After not making an appearance in Games 1 or 4 and playing just 16 total minutes during Games 2 and 3, Kanter’s 10-minute run during Game 5 was his most impressive of the postseason yet. While he didn’t play longer than 60 seconds during the second half, his impact during his first stint was heavily felt by the Celtics and provided a major boost while his team battled with establishing its offense.
Game 6 is set for Sunday night.
Other notes across the NBA
- READ: Los Angeles Lakers guard and a native of Louisville, KY, Rajon Rondo, opened up to The Undefeated’s Marc Spears to talk about the Breonna Taylor situation and how it has affected him and his 13-year old daughter.
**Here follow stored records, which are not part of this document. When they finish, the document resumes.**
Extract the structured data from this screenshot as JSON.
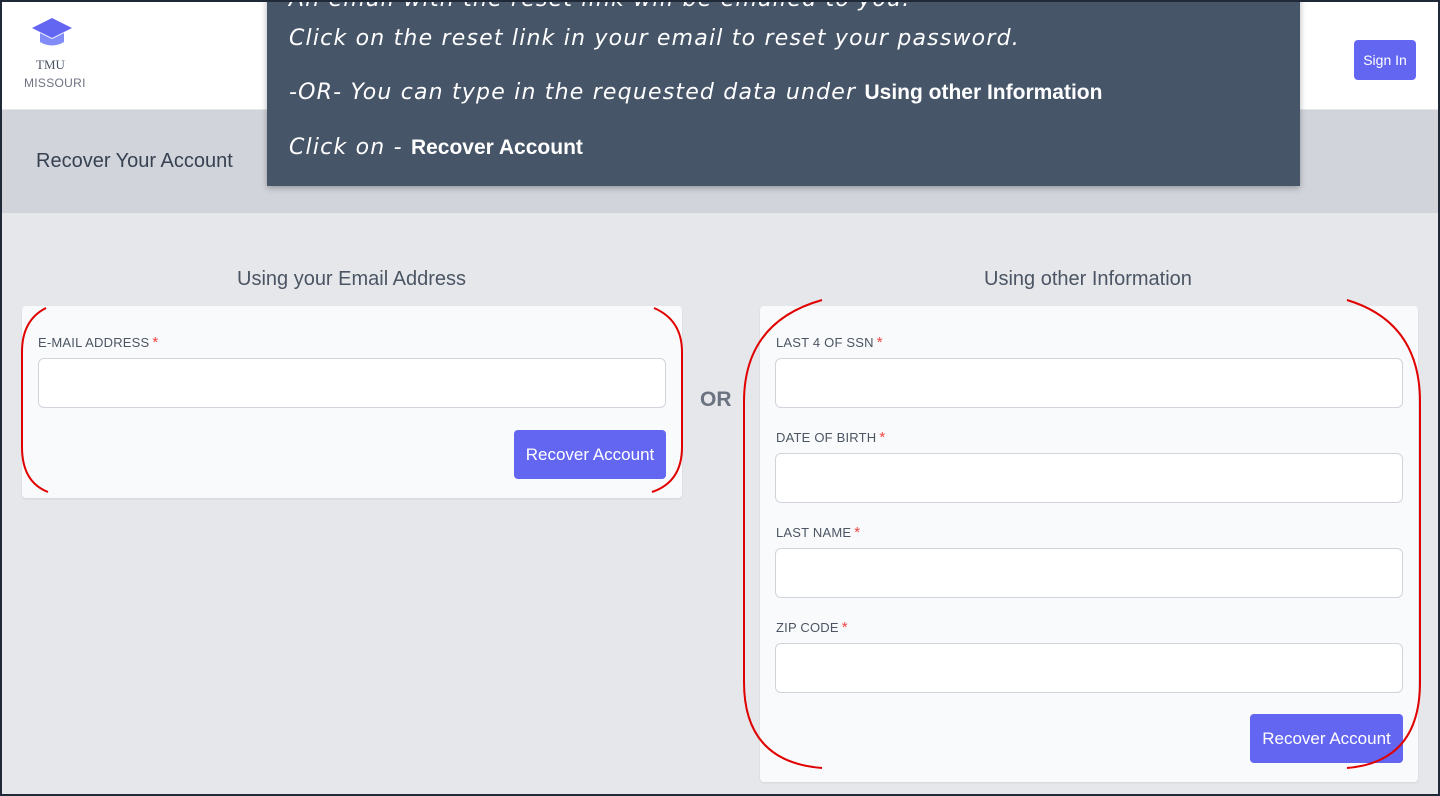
{
  "header": {
    "logo_tmu": "TMU",
    "logo_state": "MISSOURI",
    "signin_label": "Sign In"
  },
  "page_title": "Recover Your Account",
  "tooltip": {
    "line1": "An email with the reset link will be emailed to you.",
    "line2": "Click on the reset link in your email to reset your password.",
    "line3_prefix": "-OR- You can type in the requested data under ",
    "line3_bold": "Using other Information",
    "line4_prefix": "Click on - ",
    "line4_bold": "Recover Account"
  },
  "left_section": {
    "title": "Using your Email Address",
    "email_label": "E-MAIL ADDRESS",
    "required_mark": "*",
    "email_value": "",
    "button_label": "Recover Account"
  },
  "or_label": "OR",
  "right_section": {
    "title": "Using other Information",
    "fields": [
      {
        "label": "LAST 4 OF SSN",
        "value": ""
      },
      {
        "label": "DATE OF BIRTH",
        "value": ""
      },
      {
        "label": "LAST NAME",
        "value": ""
      },
      {
        "label": "ZIP CODE",
        "value": ""
      }
    ],
    "required_mark": "*",
    "button_label": "Recover Account"
  },
  "colors": {
    "accent": "#6366f1",
    "tooltip_bg": "#475569",
    "annotation": "#e00000",
    "required": "#ef4444"
  },
  "icons": {
    "logo": "graduation-cap-icon"
  }
}
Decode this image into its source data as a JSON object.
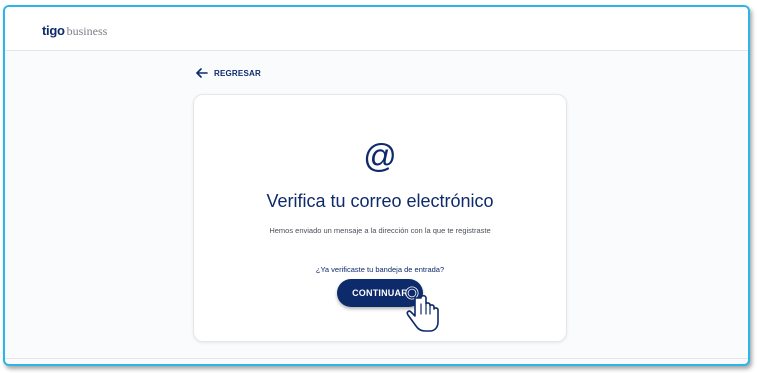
{
  "header": {
    "brand_name": "tigo",
    "brand_suffix": "business"
  },
  "back_link": {
    "label": "REGRESAR"
  },
  "card": {
    "icon": "at-icon",
    "icon_glyph": "@",
    "title": "Verifica tu correo electrónico",
    "message": "Hemos enviado un mensaje a la dirección con la que te registraste",
    "question": "¿Ya verificaste tu bandeja de entrada?",
    "button_label": "CONTINUAR"
  },
  "colors": {
    "brand_navy": "#0d2a6b",
    "frame_border": "#2bb5e8"
  }
}
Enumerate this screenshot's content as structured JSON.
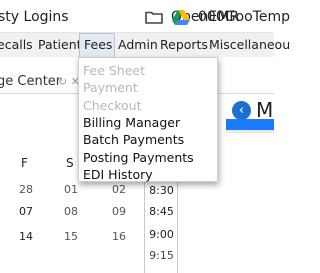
{
  "bookmarks": {
    "items": [
      {
        "label": "sty Logins",
        "icon": "none"
      },
      {
        "label": "OpenEMR",
        "icon": "folder-icon"
      },
      {
        "label": "000GooTemp",
        "icon": "google-drive-icon"
      }
    ]
  },
  "menubar": {
    "items": [
      "ecalls",
      "Patient",
      "Fees",
      "Admin",
      "Reports",
      "Miscellaneou"
    ],
    "active": "Fees"
  },
  "fees_menu": {
    "items": [
      {
        "label": "Fee Sheet",
        "enabled": false
      },
      {
        "label": "Payment",
        "enabled": false
      },
      {
        "label": "Checkout",
        "enabled": false
      },
      {
        "label": "Billing Manager",
        "enabled": true
      },
      {
        "label": "Batch Payments",
        "enabled": true
      },
      {
        "label": "Posting Payments",
        "enabled": true
      },
      {
        "label": "EDI History",
        "enabled": true
      }
    ]
  },
  "background": {
    "tab_label": "ge Center",
    "tab_icons": "↻  ✕",
    "panel_initial": "M",
    "calendar": {
      "headers": [
        "F",
        "S"
      ],
      "rows": [
        [
          "28",
          "01",
          "02"
        ],
        [
          "07",
          "08",
          "09"
        ],
        [
          "14",
          "15",
          "16"
        ]
      ]
    },
    "times": [
      "8:30",
      "8:45",
      "9:00",
      "9:15"
    ]
  },
  "colors": {
    "accent": "#1a7bff",
    "menu_bar": "#f1f1f1",
    "active_menu": "#e3e9f1",
    "disabled_text": "#b8b8b8"
  }
}
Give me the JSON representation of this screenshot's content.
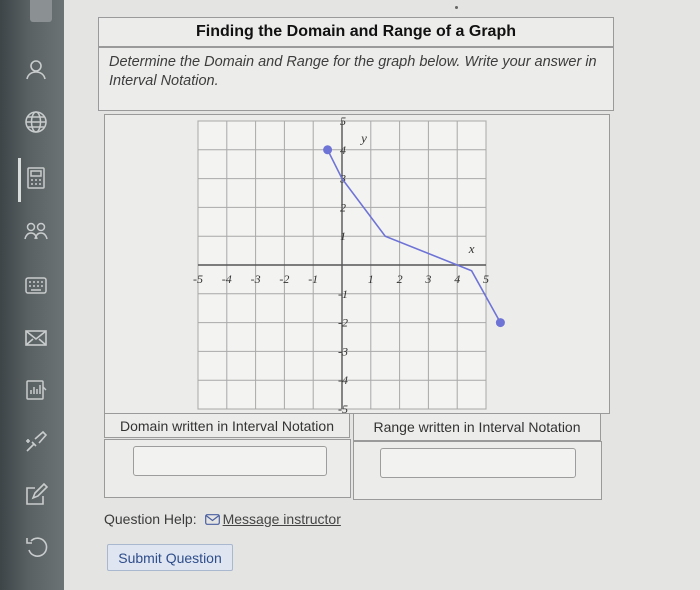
{
  "page": {
    "title": "Finding the Domain and Range of a Graph",
    "instructions": "Determine the Domain and Range for the graph below. Write your answer in Interval Notation."
  },
  "sidebar": {
    "items": [
      {
        "icon": "user-icon"
      },
      {
        "icon": "globe-icon"
      },
      {
        "icon": "calculator-icon"
      },
      {
        "icon": "people-icon"
      },
      {
        "icon": "keyboard-icon"
      },
      {
        "icon": "envelope-icon"
      },
      {
        "icon": "document-icon"
      },
      {
        "icon": "brush-icon"
      },
      {
        "icon": "edit-icon"
      },
      {
        "icon": "undo-icon"
      }
    ]
  },
  "answers": {
    "domain_label": "Domain written in Interval Notation",
    "range_label": "Range written in Interval Notation",
    "domain_value": "",
    "range_value": ""
  },
  "help": {
    "label": "Question Help:",
    "link": "Message instructor"
  },
  "submit_label": "Submit Question",
  "chart_data": {
    "type": "line",
    "xlabel": "x",
    "ylabel": "y",
    "xlim": [
      -5,
      5
    ],
    "ylim": [
      -5,
      5
    ],
    "x_ticks": [
      "-5",
      "-4",
      "-3",
      "-2",
      "-1",
      "1",
      "2",
      "3",
      "4",
      "5"
    ],
    "y_ticks": [
      "5",
      "4",
      "3",
      "2",
      "1",
      "-1",
      "-2",
      "-3",
      "-4",
      "-5"
    ],
    "grid": true,
    "series": [
      {
        "points": [
          [
            -0.5,
            4
          ],
          [
            0,
            3
          ],
          [
            1.5,
            1
          ],
          [
            4.5,
            -0.2
          ],
          [
            5.5,
            -2
          ]
        ],
        "closed_endpoints": [
          [
            -0.5,
            4
          ],
          [
            5.5,
            -2
          ]
        ],
        "color": "#6e73d6"
      }
    ]
  }
}
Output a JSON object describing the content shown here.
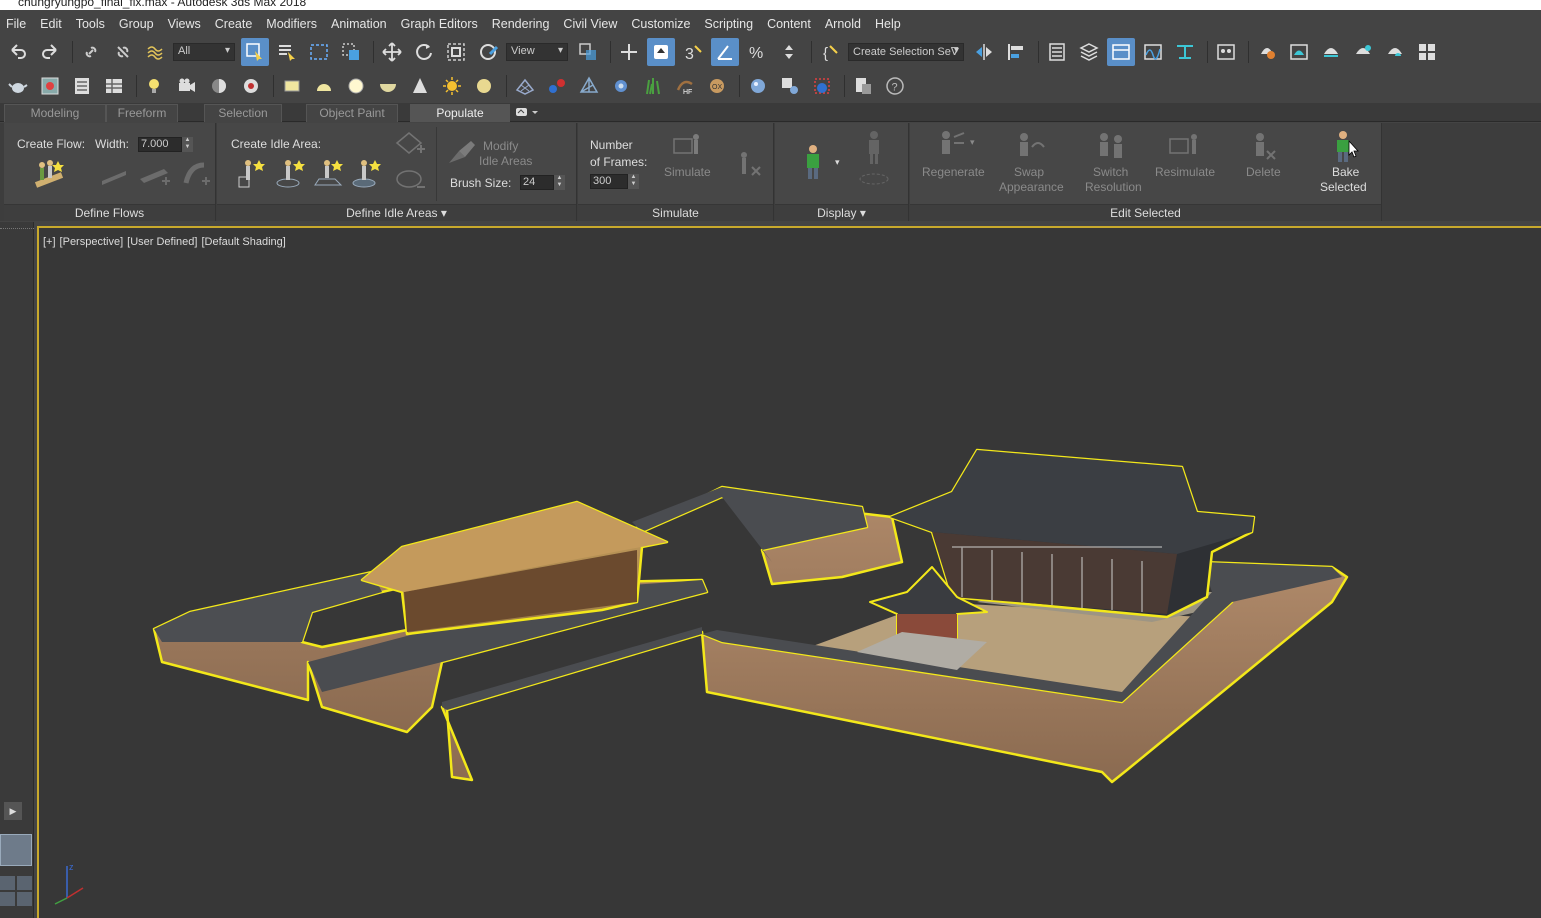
{
  "window": {
    "title": "chungryungpo_final_fix.max - Autodesk 3ds Max 2018"
  },
  "menu": [
    "File",
    "Edit",
    "Tools",
    "Group",
    "Views",
    "Create",
    "Modifiers",
    "Animation",
    "Graph Editors",
    "Rendering",
    "Civil View",
    "Customize",
    "Scripting",
    "Content",
    "Arnold",
    "Help"
  ],
  "toolbar": {
    "selection_filter": "All",
    "reference_coord": "View",
    "named_selection": "Create Selection Se∇"
  },
  "ribbon_tabs": [
    "Modeling",
    "Freeform",
    "Selection",
    "Object Paint",
    "Populate"
  ],
  "ribbon_active_tab": "Populate",
  "ribbon": {
    "define_flows": {
      "create_flow_label": "Create Flow:",
      "width_label": "Width:",
      "width_value": "7.000",
      "footer": "Define Flows"
    },
    "define_idle_areas": {
      "create_idle_label": "Create Idle Area:",
      "modify_label_1": "Modify",
      "modify_label_2": "Idle Areas",
      "brush_size_label": "Brush Size:",
      "brush_size_value": "24",
      "footer": "Define Idle Areas ▾"
    },
    "simulate": {
      "frames_label_1": "Number",
      "frames_label_2": "of Frames:",
      "frames_value": "300",
      "simulate_label": "Simulate",
      "footer": "Simulate"
    },
    "display": {
      "footer": "Display ▾"
    },
    "edit_selected": {
      "regenerate": "Regenerate",
      "swap_1": "Swap",
      "swap_2": "Appearance",
      "switch_1": "Switch",
      "switch_2": "Resolution",
      "resimulate": "Resimulate",
      "delete": "Delete",
      "bake_1": "Bake",
      "bake_2": "Selected",
      "footer": "Edit Selected"
    }
  },
  "viewport": {
    "label_plus": "[+]",
    "label_view": "[Perspective]",
    "label_camera": "[User Defined]",
    "label_shading": "[Default Shading]",
    "axis_z": "z"
  },
  "colors": {
    "selection_outline": "#f3e81a",
    "active_viewport_border": "#c8a92c",
    "active_button": "#5a8fc8"
  }
}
It’s definitely worth the read.
|Tyler Herro (MIA)||108-121 L @ BOS||14||6-12 (2-5)||3||1||0||0||2||-10||29|
|Bam Adebayo (MIA)||108-121 L @ BOS||13||5-11 (0-0)||8||8||1||1||2||-15||38|
|Enes Kanter (BOS)||121-108 W vs. MIA||8||4-7 (0-0)||4||2||0||0||0||+3||10|
WESTERN CONFERENCE FINALS – LAL leads 3-1
9:00 (TNT):  Nuggets (Murray) @  Lakers (Davis, Rondo)
For the third consecutive series, the Denver Nuggets will have to overcome a 3-1 deficit.
Later on Saturday, the Los Angeles Lakers will look to do something that the Nuggets’ two previous opponents couldn’t do: finish off Denver when they had the chance. Thanks to 60 combined points from Anthony Davis and LeBron James in Game 4, the Lakers were able to fend off a Nuggets comeback and are now on the brink of the franchise’s first NBA Finals appearance since 2010. Late on Friday evening, Davis’ status for Saturday’s game was updated to “questionable” after he suffered a sprained left ankle in the fourth quarter of Game 4. While he didn’t check out of the game at the time, he was in serious pain when it occurred and will likely play Game 5 not at 100 percent.
“I’m good enough to play,” Davis said. “I rolled it pretty bad but not too bad. I’ll be fine.”
Jamal Murray, who poured in 32 points and eight assists for Denver in Game 4, will have to repeat his performance again on Saturday, hopefully with some added help from Nikola Jokic this time around. Jokic dealt with foul trouble going up against Dwight Howard in Game 4, culminating in just 16 points. Murray can’t be Denver’s sole source of offense down the stretch.
It should be another exciting game to watch.